In contrast to many other Penguin Lives biographies, Martin Luther doesn’t skimp on the details of intellectual debate. Marty condenses a great deal into this book. While it is readable, it is also dense with Luther’s thoughts and insights and Marty’s analysis.
“A wrestler with God”
Why was Luther important? What did he mean for his age and for ours?
Marty’s answer is this:
He makes sense as a wrestler with God, indeed, as a God-obsessed seeker of certainty and assurance in a time of social trauma and of personal anxiety, beginning with his own.
Those who bring passion to what is a universal search for meaning in life may well identify with such a search, though of course by no means all will find Luther’s resolution attractive or even accessible, because it appears in a Christian framework.
People of other faiths or of no explicit religious commitment may find his specific solutions alien, but they can grasp what he was about by analogy to approaches that they already find familiar from other studies of literature and history or from their own experiences.
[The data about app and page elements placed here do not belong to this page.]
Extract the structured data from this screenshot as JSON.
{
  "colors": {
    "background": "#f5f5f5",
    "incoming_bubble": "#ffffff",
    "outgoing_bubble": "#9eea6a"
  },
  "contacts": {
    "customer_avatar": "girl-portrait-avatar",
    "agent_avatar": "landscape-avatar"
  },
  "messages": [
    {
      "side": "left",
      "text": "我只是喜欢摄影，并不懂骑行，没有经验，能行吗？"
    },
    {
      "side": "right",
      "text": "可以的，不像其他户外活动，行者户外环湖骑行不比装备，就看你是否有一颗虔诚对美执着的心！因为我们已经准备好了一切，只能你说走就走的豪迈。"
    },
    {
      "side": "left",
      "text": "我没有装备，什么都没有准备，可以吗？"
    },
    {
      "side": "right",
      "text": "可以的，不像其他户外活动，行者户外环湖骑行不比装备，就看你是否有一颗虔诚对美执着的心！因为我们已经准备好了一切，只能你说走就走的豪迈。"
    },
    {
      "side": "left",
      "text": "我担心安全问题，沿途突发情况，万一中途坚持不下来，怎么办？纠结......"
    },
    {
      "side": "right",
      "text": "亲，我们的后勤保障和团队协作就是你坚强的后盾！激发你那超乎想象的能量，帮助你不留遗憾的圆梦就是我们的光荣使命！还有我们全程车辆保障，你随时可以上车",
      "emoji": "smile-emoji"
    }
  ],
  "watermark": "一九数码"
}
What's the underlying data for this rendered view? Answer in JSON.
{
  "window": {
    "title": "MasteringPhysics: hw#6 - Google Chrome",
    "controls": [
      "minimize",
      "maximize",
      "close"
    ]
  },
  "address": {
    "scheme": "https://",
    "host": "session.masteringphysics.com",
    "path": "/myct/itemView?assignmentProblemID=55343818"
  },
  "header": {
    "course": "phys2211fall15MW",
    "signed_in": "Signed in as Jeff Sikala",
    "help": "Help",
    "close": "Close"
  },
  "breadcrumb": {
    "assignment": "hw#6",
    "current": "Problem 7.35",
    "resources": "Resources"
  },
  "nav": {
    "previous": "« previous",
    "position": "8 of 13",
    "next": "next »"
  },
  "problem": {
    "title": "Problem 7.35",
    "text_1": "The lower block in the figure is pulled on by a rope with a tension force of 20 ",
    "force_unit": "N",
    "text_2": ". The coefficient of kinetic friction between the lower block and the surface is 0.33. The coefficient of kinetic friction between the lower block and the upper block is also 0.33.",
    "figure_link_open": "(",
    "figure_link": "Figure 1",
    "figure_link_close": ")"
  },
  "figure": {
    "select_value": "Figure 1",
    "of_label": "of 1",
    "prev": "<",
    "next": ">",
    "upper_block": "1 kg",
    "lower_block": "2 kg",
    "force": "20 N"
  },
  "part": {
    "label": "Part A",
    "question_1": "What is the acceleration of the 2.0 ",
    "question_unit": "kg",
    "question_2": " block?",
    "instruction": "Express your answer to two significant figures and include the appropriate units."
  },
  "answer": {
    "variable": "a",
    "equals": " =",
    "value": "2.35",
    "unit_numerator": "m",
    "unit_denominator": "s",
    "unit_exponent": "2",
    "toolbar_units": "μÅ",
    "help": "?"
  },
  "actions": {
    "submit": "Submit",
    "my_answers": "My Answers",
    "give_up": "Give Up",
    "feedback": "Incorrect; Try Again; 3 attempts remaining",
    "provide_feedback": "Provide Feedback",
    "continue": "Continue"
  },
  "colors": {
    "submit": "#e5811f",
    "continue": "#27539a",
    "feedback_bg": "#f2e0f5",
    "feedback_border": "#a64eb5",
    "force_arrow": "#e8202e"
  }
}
In other words, like you, like me, Luther was a seeker. We all wrestle with the unanswerable questions of existence.
For us, Luther is a model. With all his blindnesses, warts, biases, false steps, he is still a model. After all, who of us hasn’t misstepped?
And a saint? Yes.
I strongly recommend Martin Marty’s Martin Luther.
In addition, here are some other good books about Luther:
• Here I Stand: A Life of Martin Luther by Roland H. Bainton (1950)
• Luther by John Osborne (1961)
• White Robe, Black Robe: Pope Leo X, Martin Luther and the Birth of the Reformation by Charles L. Mee Jr. (1972)
• Luther: Man Between God and the Devil by Heiko A. Oberman (1990)
Patrick T. Reardon